Hutton keeps mum about the new season, except to say Nathan and Sophie's tortured semiromantic relationship comes to a head. What's more, Hutton says, Parker, who seems to lack any social graces, finds love.
Some of this year's most exciting dramas come not from HBO but from its sister network, HBO Latino. Three are being released on DVD by Maya Home Entertainment (
Hijos del Carnaval (Sons of Carnival) Season 1 & Season 2. This Portuguese-language hit from Brazil is a cross between a family soap and a gangster epic. The show opens on the birthday of self-styled godfather Anésio Gebara, who owns a samba school, and runs an illegal lottery.
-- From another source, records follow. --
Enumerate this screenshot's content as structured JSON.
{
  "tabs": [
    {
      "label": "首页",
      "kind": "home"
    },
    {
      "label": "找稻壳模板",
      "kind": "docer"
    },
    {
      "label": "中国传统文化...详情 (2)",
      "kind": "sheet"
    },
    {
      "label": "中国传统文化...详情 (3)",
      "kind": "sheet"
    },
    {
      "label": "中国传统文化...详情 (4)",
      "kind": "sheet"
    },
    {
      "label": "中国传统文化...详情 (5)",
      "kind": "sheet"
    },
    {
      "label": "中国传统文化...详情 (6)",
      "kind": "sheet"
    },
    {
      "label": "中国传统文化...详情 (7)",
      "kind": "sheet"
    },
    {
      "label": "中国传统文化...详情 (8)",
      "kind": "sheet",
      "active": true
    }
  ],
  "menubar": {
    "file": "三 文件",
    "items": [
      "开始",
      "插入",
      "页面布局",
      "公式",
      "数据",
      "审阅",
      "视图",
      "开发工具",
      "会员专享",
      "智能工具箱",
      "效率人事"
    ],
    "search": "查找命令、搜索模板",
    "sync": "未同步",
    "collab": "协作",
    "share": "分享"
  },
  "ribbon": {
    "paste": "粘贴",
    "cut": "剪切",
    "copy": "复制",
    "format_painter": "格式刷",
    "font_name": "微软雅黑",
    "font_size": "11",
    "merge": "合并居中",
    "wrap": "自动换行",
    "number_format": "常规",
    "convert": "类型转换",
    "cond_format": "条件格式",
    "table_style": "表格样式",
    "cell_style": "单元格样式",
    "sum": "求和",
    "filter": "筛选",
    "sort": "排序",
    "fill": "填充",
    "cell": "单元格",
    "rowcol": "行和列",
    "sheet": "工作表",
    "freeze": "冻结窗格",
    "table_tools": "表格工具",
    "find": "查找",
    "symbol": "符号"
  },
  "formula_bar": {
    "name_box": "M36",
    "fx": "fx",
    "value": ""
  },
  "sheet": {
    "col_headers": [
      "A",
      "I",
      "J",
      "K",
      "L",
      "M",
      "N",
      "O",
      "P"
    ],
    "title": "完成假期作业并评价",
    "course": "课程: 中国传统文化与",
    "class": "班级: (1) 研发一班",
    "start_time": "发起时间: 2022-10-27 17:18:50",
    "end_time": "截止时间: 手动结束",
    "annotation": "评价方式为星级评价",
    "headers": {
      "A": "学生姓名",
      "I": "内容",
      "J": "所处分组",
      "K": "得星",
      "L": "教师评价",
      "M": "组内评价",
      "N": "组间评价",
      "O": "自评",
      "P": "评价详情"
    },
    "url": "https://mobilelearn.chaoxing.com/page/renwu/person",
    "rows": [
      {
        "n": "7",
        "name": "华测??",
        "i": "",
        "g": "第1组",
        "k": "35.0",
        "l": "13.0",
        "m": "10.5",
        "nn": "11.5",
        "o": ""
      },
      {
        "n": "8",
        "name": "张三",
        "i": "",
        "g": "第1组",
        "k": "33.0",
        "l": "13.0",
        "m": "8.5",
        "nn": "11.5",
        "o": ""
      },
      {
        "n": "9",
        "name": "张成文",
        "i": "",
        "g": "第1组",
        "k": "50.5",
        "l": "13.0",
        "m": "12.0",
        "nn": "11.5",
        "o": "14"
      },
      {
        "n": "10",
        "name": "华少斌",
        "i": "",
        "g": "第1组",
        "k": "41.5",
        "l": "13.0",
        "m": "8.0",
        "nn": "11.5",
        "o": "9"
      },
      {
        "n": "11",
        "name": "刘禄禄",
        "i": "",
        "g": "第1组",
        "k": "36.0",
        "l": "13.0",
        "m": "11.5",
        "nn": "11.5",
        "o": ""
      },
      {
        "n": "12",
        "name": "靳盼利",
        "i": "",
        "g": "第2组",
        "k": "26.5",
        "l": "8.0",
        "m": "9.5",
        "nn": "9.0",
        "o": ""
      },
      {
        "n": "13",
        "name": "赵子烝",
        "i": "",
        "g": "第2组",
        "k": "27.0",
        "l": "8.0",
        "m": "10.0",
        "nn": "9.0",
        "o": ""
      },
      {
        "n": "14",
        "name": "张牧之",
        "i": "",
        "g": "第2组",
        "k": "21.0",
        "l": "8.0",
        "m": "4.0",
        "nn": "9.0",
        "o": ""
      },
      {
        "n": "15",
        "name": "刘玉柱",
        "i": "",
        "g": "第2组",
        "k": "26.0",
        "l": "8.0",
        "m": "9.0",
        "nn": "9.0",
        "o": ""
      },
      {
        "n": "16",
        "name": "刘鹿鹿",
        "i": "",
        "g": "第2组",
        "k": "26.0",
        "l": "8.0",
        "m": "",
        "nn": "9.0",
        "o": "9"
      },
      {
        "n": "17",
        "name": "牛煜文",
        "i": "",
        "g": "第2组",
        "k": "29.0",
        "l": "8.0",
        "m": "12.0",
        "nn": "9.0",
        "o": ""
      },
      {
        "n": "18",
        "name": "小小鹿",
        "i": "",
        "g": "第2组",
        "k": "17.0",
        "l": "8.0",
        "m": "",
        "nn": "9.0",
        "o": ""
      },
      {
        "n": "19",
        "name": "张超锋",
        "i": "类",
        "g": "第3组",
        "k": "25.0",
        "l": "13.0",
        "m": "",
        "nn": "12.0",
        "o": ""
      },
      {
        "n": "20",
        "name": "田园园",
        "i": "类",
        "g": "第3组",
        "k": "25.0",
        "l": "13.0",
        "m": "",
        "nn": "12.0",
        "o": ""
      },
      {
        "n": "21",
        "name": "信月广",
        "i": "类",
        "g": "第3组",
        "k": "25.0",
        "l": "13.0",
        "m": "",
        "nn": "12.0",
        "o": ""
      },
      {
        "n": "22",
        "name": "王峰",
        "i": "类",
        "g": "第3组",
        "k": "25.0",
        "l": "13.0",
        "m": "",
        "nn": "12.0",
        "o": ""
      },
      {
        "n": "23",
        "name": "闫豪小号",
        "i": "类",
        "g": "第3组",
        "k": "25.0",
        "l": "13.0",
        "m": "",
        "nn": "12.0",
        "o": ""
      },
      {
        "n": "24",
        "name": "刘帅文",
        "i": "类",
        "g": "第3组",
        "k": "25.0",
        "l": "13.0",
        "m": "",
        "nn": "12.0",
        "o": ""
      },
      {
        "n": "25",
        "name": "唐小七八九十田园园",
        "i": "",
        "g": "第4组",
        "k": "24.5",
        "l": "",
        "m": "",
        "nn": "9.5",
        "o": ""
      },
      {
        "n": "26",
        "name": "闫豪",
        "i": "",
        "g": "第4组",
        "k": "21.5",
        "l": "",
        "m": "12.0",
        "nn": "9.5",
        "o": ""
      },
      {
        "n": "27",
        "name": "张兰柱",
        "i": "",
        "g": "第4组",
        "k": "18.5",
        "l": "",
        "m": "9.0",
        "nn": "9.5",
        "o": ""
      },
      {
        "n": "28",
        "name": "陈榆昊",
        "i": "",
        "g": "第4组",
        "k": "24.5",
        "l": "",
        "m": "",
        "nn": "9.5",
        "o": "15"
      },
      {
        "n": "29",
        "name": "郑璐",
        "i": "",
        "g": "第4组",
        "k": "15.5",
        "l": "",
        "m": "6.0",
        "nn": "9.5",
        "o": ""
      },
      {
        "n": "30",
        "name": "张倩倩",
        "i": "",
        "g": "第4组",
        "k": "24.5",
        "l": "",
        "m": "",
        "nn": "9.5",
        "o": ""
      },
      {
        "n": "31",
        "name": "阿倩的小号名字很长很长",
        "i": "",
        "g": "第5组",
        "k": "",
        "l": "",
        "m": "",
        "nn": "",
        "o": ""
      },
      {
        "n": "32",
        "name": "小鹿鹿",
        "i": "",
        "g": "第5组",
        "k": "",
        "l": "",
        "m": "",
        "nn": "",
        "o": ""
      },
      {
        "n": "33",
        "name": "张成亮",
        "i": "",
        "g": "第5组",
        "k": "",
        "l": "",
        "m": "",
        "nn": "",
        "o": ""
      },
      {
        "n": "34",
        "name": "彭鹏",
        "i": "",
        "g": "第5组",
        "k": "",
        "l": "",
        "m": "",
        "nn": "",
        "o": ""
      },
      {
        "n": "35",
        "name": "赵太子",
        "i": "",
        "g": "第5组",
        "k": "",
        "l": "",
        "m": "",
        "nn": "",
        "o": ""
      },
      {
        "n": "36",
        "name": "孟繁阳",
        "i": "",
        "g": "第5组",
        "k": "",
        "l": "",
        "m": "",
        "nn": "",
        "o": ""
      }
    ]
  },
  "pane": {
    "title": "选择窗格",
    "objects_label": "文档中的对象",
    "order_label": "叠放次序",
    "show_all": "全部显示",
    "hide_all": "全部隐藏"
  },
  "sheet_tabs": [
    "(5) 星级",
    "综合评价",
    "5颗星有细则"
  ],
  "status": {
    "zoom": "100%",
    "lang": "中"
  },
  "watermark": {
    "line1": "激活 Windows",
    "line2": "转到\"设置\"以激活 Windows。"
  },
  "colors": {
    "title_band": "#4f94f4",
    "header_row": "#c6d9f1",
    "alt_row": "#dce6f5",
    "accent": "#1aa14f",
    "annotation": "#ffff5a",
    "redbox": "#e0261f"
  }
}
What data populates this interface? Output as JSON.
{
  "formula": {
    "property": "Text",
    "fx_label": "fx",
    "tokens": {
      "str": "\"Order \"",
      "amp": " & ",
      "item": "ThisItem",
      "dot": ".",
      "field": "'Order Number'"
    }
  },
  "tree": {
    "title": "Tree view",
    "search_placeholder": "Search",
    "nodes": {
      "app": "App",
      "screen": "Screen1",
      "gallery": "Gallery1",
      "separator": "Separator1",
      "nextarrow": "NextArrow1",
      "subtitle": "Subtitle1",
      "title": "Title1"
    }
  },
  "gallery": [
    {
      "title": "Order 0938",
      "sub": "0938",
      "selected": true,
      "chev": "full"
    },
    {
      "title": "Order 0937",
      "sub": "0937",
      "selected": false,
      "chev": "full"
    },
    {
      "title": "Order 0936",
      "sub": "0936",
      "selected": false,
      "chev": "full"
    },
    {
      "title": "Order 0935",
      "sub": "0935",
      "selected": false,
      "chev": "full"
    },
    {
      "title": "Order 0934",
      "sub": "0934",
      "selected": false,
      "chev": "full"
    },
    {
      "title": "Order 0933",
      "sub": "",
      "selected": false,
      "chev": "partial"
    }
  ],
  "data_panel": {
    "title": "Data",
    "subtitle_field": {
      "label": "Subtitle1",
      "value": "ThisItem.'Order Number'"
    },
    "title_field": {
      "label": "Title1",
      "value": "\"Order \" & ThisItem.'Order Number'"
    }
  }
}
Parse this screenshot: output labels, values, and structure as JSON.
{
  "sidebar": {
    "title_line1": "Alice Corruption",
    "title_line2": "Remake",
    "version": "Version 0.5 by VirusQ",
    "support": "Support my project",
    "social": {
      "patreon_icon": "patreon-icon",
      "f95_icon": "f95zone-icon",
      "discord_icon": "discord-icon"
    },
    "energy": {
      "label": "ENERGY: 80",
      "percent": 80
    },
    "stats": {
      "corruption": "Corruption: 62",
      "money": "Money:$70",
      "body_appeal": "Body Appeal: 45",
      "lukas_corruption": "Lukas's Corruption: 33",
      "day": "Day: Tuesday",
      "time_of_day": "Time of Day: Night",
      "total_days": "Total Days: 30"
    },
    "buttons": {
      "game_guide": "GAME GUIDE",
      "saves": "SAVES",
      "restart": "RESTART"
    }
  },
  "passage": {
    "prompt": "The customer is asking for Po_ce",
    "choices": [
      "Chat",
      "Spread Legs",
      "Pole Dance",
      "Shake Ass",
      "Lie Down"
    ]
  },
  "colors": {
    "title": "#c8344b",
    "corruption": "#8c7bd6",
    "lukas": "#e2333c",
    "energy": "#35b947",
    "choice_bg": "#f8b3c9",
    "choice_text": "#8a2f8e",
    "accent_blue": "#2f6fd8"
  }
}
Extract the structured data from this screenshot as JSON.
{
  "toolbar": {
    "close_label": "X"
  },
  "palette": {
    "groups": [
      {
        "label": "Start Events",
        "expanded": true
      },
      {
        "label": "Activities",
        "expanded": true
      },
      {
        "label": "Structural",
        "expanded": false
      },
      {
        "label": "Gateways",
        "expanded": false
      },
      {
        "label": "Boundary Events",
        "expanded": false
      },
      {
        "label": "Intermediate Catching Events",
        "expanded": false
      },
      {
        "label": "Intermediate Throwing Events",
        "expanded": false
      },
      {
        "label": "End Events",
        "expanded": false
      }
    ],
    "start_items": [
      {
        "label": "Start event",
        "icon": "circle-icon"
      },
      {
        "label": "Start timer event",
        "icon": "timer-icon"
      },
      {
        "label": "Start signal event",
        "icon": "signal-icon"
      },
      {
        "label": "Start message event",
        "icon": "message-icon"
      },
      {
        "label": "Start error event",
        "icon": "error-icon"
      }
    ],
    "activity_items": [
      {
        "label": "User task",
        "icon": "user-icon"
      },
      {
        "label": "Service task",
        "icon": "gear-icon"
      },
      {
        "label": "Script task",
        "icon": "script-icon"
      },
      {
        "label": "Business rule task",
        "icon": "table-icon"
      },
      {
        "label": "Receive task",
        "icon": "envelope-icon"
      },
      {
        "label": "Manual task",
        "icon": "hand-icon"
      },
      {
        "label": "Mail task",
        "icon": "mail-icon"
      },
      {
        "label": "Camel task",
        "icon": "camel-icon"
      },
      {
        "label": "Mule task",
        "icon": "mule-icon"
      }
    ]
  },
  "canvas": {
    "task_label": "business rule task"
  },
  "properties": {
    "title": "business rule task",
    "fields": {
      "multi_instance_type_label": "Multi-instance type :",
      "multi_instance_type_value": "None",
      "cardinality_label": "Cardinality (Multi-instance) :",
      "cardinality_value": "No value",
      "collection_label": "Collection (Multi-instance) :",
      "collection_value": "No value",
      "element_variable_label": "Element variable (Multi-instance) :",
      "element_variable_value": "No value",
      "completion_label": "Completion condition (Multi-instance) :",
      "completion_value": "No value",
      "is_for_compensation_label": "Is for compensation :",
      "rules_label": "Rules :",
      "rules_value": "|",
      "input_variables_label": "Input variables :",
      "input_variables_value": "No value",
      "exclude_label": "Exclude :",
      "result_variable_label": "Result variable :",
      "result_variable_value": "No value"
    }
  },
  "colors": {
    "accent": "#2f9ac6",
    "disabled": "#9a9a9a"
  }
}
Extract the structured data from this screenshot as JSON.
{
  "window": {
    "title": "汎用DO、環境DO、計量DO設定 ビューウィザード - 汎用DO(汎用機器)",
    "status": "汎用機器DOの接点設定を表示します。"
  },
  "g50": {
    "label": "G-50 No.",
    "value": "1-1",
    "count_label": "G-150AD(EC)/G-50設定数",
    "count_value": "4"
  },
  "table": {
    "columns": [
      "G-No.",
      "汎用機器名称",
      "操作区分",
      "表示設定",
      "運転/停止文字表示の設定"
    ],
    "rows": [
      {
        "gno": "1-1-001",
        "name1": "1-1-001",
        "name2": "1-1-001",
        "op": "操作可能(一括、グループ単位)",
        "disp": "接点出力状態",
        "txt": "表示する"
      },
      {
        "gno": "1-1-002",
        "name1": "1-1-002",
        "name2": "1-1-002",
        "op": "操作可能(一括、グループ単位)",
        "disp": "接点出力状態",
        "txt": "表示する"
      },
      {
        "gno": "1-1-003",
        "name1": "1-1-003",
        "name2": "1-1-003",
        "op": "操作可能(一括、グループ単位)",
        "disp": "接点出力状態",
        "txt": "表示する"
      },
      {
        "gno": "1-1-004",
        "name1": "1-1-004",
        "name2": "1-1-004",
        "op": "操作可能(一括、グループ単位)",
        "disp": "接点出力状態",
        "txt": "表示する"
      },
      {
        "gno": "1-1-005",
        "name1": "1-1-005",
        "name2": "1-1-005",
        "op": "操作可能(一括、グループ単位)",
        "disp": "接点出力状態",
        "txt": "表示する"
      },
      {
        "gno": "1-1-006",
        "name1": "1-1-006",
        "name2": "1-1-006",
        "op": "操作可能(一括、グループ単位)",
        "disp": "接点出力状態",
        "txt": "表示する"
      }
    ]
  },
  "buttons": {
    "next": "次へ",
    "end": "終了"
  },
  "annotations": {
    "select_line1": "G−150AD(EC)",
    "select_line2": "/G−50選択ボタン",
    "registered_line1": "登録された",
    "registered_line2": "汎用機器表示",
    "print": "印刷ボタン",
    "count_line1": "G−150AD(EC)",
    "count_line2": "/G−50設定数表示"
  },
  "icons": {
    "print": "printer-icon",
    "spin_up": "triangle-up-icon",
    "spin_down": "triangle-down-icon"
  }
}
The show is propelled by the constantly shifting power play between the 75-year-old boss and his three sons, each of whom was born to women of different ethnic backgrounds. ($29.98; not rated.)
Capadocia: Season 1. A hard-hitting, violent, yet strangely moving tale, this series from Mexico tells the story of society's most powerless class - female prisoners.
The story is set in an experimental women's prison in Mexico City, which authorities are using to test-run enlightened reforms. In reality, it was created by local manufacturers and investors as a source of cheap forced labor. ($19.98; not rated.)
Epitafios: Season 2. Crime thrillers don't get more brilliant, or gruesome, than this intense serial-killer series from Argentina.
As with its debut year, the entire season revolves around the activities of a vicious killer who stalks the streets of Buenos Aires. Cecilia Roth gives a stellar performance as one of the cops on the killer's tail. Trouble is, Cecilia has demons of her own. She confronts them by playing Russian roulette at an underground club against other suicidal adrenaline junkies.
Epitafios, which is due July 12, is not for the fainthearted. But it is a must-see for fans of the genre. ($19.98; not rated.)